- _THE PROBLEM_
A faithful copy of the listing below is needed, one that contains no pictures.

- _RECORD EXCERPTS_
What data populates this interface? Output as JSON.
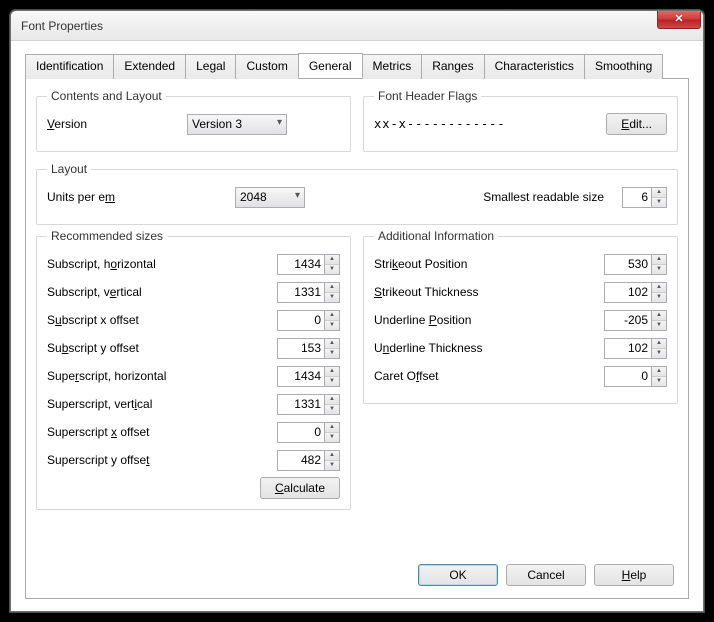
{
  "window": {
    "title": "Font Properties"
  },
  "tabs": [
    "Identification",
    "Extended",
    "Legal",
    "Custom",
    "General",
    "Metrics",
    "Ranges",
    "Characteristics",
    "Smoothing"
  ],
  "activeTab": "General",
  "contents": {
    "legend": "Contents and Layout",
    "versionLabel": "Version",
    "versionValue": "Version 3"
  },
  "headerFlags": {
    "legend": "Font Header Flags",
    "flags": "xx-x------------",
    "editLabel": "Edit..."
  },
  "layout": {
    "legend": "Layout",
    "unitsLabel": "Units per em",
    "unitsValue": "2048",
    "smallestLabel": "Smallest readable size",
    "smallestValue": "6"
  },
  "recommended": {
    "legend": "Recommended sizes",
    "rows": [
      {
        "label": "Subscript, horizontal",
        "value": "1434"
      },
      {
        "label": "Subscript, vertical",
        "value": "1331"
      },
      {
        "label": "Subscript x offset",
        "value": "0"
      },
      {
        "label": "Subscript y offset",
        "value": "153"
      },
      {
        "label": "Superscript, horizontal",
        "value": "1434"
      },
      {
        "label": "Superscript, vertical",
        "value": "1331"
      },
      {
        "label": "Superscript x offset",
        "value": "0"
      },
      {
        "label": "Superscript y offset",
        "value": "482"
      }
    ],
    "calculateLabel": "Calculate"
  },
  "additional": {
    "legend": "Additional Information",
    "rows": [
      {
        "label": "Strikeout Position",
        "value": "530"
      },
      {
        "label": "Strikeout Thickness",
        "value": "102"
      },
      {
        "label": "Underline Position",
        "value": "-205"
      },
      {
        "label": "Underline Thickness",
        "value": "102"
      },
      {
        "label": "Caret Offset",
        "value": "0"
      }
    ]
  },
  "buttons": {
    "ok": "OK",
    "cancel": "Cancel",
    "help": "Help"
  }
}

- _ANSWER AREA_
What data populates this interface? Output as JSON.
{
  "window": {
    "title": "Font Properties"
  },
  "tabs": [
    "Identification",
    "Extended",
    "Legal",
    "Custom",
    "General",
    "Metrics",
    "Ranges",
    "Characteristics",
    "Smoothing"
  ],
  "activeTab": "General",
  "contents": {
    "legend": "Contents and Layout",
    "versionLabel": "Version",
    "versionValue": "Version 3"
  },
  "headerFlags": {
    "legend": "Font Header Flags",
    "flags": "xx-x------------",
    "editLabel": "Edit..."
  },
  "layout": {
    "legend": "Layout",
    "unitsLabel": "Units per em",
    "unitsValue": "2048",
    "smallestLabel": "Smallest readable size",
    "smallestValue": "6"
  },
  "recommended": {
    "legend": "Recommended sizes",
    "rows": [
      {
        "label": "Subscript, horizontal",
        "value": "1434"
      },
      {
        "label": "Subscript, vertical",
        "value": "1331"
      },
      {
        "label": "Subscript x offset",
        "value": "0"
      },
      {
        "label": "Subscript y offset",
        "value": "153"
      },
      {
        "label": "Superscript, horizontal",
        "value": "1434"
      },
      {
        "label": "Superscript, vertical",
        "value": "1331"
      },
      {
        "label": "Superscript x offset",
        "value": "0"
      },
      {
        "label": "Superscript y offset",
        "value": "482"
      }
    ],
    "calculateLabel": "Calculate"
  },
  "additional": {
    "legend": "Additional Information",
    "rows": [
      {
        "label": "Strikeout Position",
        "value": "530"
      },
      {
        "label": "Strikeout Thickness",
        "value": "102"
      },
      {
        "label": "Underline Position",
        "value": "-205"
      },
      {
        "label": "Underline Thickness",
        "value": "102"
      },
      {
        "label": "Caret Offset",
        "value": "0"
      }
    ]
  },
  "buttons": {
    "ok": "OK",
    "cancel": "Cancel",
    "help": "Help"
  }
}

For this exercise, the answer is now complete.